|My former boyfriend at the same spot 4 years ago during Birthright|
|4 years later and I find myself here again!|
When we reached the lookout point we could see into the depths of Syria, and I couldn't help but but think how unfortunate the situation in the Middle East is. I have heard Damascus is among one of the most beautiful places in the Middle East, and though I was closer to Damascus than Jerusalem, there was no way, and probably will be little chance in the future of me every seeing a place like it. Even if the situation within the region calms down, the fact that I am Jewish, and now Israeli, make travel to places like Damascus and Beirut a bit tricky at the moment. Such a shame, but it was great being able to at least look into the neighboring country from afar; I'll take what I can get!
|Hello Syria. Forgive the black dot in my pictures... My camera is not working so well|
|Looking into Syria. We were so close|

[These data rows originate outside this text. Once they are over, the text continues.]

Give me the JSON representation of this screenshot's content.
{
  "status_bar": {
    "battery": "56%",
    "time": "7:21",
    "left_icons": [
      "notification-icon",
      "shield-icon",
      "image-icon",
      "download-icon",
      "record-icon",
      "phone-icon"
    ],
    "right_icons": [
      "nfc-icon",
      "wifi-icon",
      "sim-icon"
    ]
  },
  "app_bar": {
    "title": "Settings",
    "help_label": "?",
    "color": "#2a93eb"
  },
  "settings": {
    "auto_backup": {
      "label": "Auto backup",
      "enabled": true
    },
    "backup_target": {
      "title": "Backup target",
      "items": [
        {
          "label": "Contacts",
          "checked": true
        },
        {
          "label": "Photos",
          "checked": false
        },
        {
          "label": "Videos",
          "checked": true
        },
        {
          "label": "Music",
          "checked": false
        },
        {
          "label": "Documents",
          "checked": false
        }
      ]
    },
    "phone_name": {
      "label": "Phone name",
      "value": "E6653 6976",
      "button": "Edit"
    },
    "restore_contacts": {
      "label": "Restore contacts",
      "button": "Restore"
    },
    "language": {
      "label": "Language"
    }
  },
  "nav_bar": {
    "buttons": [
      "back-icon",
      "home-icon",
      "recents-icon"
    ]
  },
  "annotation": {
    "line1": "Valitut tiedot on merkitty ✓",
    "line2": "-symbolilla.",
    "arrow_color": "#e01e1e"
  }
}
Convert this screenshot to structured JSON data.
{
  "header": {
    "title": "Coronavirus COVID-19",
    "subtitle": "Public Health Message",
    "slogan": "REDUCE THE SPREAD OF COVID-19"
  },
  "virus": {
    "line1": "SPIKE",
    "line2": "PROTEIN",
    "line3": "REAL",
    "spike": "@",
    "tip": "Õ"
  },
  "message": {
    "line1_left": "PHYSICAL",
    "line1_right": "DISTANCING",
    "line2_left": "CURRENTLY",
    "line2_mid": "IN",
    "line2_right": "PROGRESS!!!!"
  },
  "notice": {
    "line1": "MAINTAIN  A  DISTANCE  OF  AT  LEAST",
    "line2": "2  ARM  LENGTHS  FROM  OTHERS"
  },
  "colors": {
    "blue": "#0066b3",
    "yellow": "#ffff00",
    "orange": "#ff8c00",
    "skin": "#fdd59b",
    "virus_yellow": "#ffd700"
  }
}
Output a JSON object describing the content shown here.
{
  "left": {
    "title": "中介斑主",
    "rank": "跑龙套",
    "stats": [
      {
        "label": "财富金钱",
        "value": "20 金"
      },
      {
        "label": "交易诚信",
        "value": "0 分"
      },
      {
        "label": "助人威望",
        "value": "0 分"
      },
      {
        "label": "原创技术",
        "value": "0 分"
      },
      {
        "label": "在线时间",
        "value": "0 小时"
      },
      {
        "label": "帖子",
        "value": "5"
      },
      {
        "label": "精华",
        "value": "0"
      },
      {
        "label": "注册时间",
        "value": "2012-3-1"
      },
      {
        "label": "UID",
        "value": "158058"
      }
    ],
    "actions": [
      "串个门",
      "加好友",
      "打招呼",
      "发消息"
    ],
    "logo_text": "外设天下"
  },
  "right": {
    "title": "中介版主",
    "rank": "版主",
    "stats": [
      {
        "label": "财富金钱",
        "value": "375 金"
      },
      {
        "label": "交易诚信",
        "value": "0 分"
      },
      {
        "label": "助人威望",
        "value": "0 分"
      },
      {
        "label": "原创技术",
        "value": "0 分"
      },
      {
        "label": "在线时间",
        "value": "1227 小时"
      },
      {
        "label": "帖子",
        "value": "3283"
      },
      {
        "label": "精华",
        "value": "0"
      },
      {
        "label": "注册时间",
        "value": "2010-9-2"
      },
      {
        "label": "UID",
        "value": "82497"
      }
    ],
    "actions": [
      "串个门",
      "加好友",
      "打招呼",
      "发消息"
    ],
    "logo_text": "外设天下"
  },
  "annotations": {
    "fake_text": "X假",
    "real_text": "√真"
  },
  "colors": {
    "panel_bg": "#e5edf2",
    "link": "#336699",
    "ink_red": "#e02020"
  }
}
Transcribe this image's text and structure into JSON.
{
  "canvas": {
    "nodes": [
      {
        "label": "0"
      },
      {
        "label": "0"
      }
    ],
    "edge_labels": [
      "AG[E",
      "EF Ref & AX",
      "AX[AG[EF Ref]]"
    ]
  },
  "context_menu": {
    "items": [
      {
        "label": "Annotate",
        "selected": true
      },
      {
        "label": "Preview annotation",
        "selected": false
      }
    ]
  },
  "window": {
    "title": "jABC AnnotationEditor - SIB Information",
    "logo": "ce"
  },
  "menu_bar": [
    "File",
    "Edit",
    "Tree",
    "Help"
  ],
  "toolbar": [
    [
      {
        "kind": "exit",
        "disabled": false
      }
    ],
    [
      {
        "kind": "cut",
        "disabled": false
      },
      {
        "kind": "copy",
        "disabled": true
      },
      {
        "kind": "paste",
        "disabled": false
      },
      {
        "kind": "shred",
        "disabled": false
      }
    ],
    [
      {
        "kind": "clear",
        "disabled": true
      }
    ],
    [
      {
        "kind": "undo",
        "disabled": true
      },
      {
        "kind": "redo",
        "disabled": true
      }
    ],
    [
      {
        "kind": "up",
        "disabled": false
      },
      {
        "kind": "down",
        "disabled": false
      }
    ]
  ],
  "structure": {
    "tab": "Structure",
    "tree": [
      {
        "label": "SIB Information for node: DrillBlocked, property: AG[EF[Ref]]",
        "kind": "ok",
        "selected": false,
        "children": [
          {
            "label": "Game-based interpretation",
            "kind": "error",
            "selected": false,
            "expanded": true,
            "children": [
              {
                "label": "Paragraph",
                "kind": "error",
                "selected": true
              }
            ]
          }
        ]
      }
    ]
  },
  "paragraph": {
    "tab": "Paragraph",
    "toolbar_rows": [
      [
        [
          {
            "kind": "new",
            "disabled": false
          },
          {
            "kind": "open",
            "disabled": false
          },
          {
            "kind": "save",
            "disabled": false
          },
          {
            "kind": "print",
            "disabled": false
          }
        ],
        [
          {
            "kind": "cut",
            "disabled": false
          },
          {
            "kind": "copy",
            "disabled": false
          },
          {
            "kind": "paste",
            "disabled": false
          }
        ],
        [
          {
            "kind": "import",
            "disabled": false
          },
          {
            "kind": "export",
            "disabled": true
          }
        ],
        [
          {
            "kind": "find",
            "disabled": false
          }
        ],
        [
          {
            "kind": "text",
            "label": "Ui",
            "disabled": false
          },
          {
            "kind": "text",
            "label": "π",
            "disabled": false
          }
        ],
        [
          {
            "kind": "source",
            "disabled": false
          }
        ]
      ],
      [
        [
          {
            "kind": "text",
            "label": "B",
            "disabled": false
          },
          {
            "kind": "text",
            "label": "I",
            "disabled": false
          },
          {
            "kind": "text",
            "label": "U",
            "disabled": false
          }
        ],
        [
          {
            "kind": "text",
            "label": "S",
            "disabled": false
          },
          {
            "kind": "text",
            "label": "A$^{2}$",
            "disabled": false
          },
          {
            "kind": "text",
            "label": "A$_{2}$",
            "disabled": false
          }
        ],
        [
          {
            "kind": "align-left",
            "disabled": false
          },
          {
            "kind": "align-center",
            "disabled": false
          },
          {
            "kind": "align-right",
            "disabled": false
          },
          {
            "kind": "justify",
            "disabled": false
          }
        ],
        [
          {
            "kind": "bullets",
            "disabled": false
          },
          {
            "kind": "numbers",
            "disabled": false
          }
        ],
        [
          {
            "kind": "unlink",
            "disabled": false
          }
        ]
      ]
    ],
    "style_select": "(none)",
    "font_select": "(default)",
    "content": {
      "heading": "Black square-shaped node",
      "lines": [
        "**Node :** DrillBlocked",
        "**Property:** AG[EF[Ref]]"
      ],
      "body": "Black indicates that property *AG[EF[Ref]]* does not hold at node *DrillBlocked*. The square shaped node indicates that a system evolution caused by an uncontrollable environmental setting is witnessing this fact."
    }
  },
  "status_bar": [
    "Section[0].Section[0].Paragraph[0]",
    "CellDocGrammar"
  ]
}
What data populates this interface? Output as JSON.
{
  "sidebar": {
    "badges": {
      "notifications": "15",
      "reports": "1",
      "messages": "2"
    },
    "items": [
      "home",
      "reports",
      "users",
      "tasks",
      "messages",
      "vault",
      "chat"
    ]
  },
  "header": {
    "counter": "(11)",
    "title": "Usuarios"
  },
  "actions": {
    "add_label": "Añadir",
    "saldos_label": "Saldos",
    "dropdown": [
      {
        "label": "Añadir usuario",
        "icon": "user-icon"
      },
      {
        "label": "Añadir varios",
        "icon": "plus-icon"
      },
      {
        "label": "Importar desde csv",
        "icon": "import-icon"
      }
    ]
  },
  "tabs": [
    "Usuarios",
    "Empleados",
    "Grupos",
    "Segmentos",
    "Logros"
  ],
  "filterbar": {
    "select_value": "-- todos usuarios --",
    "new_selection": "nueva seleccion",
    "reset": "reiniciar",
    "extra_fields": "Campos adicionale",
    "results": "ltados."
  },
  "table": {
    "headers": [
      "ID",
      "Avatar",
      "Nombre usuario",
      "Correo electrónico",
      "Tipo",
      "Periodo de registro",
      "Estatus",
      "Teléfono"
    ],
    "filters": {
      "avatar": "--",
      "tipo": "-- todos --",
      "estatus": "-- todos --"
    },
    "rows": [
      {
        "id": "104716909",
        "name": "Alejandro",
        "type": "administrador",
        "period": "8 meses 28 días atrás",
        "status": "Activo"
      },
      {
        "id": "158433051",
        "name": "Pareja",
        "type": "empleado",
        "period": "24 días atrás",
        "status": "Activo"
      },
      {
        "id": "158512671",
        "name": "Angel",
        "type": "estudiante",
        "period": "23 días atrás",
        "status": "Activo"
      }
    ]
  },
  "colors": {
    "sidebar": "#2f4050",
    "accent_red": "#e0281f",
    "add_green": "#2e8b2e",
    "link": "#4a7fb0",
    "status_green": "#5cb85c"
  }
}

By the time all of the explanations were given on the history of the situation in the Golan, it was getting to be time to head back to the Kibbutz. We were all exhausted from a very long day and very ready to get home to shower! I don't think I have ever needed a shower so badly in my entire life. On the bus ride back I utilized the long drive to do some reading and take a quick nap, and when we finally arrived back at the kibbutz it was straight into the shower for me. After I was all clean and refreshed I went down for a quick dinner and then returned to the room to get a good night sleep. I was completely exhausted and very ready to get to bed. The next day was our last and I didn't want to spend it tired and cranky!
Stay tuned for day 3 :-)
Until next time,